Task - Set down all of the entries exactly, leaving nothing out.

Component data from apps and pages
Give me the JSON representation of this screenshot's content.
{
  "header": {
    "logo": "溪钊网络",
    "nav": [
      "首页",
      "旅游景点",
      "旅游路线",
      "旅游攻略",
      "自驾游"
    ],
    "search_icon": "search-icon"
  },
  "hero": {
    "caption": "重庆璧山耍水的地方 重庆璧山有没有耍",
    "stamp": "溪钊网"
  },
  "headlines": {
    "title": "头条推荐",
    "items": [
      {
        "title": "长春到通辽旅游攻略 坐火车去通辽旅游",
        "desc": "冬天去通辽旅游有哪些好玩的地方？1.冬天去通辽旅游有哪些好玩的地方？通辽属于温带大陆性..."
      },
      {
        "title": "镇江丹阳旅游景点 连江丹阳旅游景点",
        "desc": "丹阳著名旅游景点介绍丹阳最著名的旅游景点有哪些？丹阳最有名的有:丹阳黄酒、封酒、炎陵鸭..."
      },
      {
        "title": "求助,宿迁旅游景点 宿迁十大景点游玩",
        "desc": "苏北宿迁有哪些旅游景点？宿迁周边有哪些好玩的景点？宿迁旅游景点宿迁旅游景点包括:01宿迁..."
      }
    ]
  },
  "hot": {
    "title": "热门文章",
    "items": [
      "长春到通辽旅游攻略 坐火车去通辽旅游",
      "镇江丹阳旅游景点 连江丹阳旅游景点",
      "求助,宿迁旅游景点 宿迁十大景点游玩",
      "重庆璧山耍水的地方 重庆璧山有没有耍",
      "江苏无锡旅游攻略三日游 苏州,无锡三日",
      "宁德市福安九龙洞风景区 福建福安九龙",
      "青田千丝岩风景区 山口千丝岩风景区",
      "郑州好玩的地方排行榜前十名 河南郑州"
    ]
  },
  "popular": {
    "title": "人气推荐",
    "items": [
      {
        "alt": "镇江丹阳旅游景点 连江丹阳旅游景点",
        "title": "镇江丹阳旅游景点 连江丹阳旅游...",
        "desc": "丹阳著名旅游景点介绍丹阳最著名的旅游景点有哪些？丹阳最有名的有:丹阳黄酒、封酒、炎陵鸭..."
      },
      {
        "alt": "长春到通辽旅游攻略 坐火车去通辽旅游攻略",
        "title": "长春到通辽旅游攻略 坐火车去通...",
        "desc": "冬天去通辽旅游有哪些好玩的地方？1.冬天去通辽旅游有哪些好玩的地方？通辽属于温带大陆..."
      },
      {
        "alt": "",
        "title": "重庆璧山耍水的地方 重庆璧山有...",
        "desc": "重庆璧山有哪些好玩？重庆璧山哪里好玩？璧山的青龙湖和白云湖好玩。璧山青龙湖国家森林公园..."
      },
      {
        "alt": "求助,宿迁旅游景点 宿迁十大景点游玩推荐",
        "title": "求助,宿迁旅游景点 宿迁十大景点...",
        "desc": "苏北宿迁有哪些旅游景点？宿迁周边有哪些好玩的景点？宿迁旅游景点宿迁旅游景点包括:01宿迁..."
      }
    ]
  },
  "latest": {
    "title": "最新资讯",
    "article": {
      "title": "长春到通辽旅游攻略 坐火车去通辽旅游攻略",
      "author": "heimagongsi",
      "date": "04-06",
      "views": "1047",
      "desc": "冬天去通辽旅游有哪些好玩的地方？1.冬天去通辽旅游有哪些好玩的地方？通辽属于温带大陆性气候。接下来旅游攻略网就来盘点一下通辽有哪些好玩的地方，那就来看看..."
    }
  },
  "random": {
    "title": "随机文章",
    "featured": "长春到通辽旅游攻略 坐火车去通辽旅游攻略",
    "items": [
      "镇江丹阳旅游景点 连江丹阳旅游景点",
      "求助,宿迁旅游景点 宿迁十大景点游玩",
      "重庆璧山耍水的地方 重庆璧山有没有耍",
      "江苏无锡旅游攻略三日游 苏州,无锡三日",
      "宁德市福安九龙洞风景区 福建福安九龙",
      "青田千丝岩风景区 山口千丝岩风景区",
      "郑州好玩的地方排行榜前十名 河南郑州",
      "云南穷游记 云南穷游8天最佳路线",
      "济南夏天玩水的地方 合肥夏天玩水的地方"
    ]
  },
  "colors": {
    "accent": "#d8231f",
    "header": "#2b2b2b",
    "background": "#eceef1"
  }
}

Final answer -
Give me the JSON representation of this screenshot's content.
{
  "header": {
    "logo": "溪钊网络",
    "nav": [
      "首页",
      "旅游景点",
      "旅游路线",
      "旅游攻略",
      "自驾游"
    ],
    "search_icon": "search-icon"
  },
  "hero": {
    "caption": "重庆璧山耍水的地方 重庆璧山有没有耍",
    "stamp": "溪钊网"
  },
  "headlines": {
    "title": "头条推荐",
    "items": [
      {
        "title": "长春到通辽旅游攻略 坐火车去通辽旅游",
        "desc": "冬天去通辽旅游有哪些好玩的地方？1.冬天去通辽旅游有哪些好玩的地方？通辽属于温带大陆性..."
      },
      {
        "title": "镇江丹阳旅游景点 连江丹阳旅游景点",
        "desc": "丹阳著名旅游景点介绍丹阳最著名的旅游景点有哪些？丹阳最有名的有:丹阳黄酒、封酒、炎陵鸭..."
      },
      {
        "title": "求助,宿迁旅游景点 宿迁十大景点游玩",
        "desc": "苏北宿迁有哪些旅游景点？宿迁周边有哪些好玩的景点？宿迁旅游景点宿迁旅游景点包括:01宿迁..."
      }
    ]
  },
  "hot": {
    "title": "热门文章",
    "items": [
      "长春到通辽旅游攻略 坐火车去通辽旅游",
      "镇江丹阳旅游景点 连江丹阳旅游景点",
      "求助,宿迁旅游景点 宿迁十大景点游玩",
      "重庆璧山耍水的地方 重庆璧山有没有耍",
      "江苏无锡旅游攻略三日游 苏州,无锡三日",
      "宁德市福安九龙洞风景区 福建福安九龙",
      "青田千丝岩风景区 山口千丝岩风景区",
      "郑州好玩的地方排行榜前十名 河南郑州"
    ]
  },
  "popular": {
    "title": "人气推荐",
    "items": [
      {
        "alt": "镇江丹阳旅游景点 连江丹阳旅游景点",
        "title": "镇江丹阳旅游景点 连江丹阳旅游...",
        "desc": "丹阳著名旅游景点介绍丹阳最著名的旅游景点有哪些？丹阳最有名的有:丹阳黄酒、封酒、炎陵鸭..."
      },
      {
        "alt": "长春到通辽旅游攻略 坐火车去通辽旅游攻略",
        "title": "长春到通辽旅游攻略 坐火车去通...",
        "desc": "冬天去通辽旅游有哪些好玩的地方？1.冬天去通辽旅游有哪些好玩的地方？通辽属于温带大陆..."
      },
      {
        "alt": "",
        "title": "重庆璧山耍水的地方 重庆璧山有...",
        "desc": "重庆璧山有哪些好玩？重庆璧山哪里好玩？璧山的青龙湖和白云湖好玩。璧山青龙湖国家森林公园..."
      },
      {
        "alt": "求助,宿迁旅游景点 宿迁十大景点游玩推荐",
        "title": "求助,宿迁旅游景点 宿迁十大景点...",
        "desc": "苏北宿迁有哪些旅游景点？宿迁周边有哪些好玩的景点？宿迁旅游景点宿迁旅游景点包括:01宿迁..."
      }
    ]
  },
  "latest": {
    "title": "最新资讯",
    "article": {
      "title": "长春到通辽旅游攻略 坐火车去通辽旅游攻略",
      "author": "heimagongsi",
      "date": "04-06",
      "views": "1047",
      "desc": "冬天去通辽旅游有哪些好玩的地方？1.冬天去通辽旅游有哪些好玩的地方？通辽属于温带大陆性气候。接下来旅游攻略网就来盘点一下通辽有哪些好玩的地方，那就来看看..."
    }
  },
  "random": {
    "title": "随机文章",
    "featured": "长春到通辽旅游攻略 坐火车去通辽旅游攻略",
    "items": [
      "镇江丹阳旅游景点 连江丹阳旅游景点",
      "求助,宿迁旅游景点 宿迁十大景点游玩",
      "重庆璧山耍水的地方 重庆璧山有没有耍",
      "江苏无锡旅游攻略三日游 苏州,无锡三日",
      "宁德市福安九龙洞风景区 福建福安九龙",
      "青田千丝岩风景区 山口千丝岩风景区",
      "郑州好玩的地方排行榜前十名 河南郑州",
      "云南穷游记 云南穷游8天最佳路线",
      "济南夏天玩水的地方 合肥夏天玩水的地方"
    ]
  },
  "colors": {
    "accent": "#d8231f",
    "header": "#2b2b2b",
    "background": "#eceef1"
  }
}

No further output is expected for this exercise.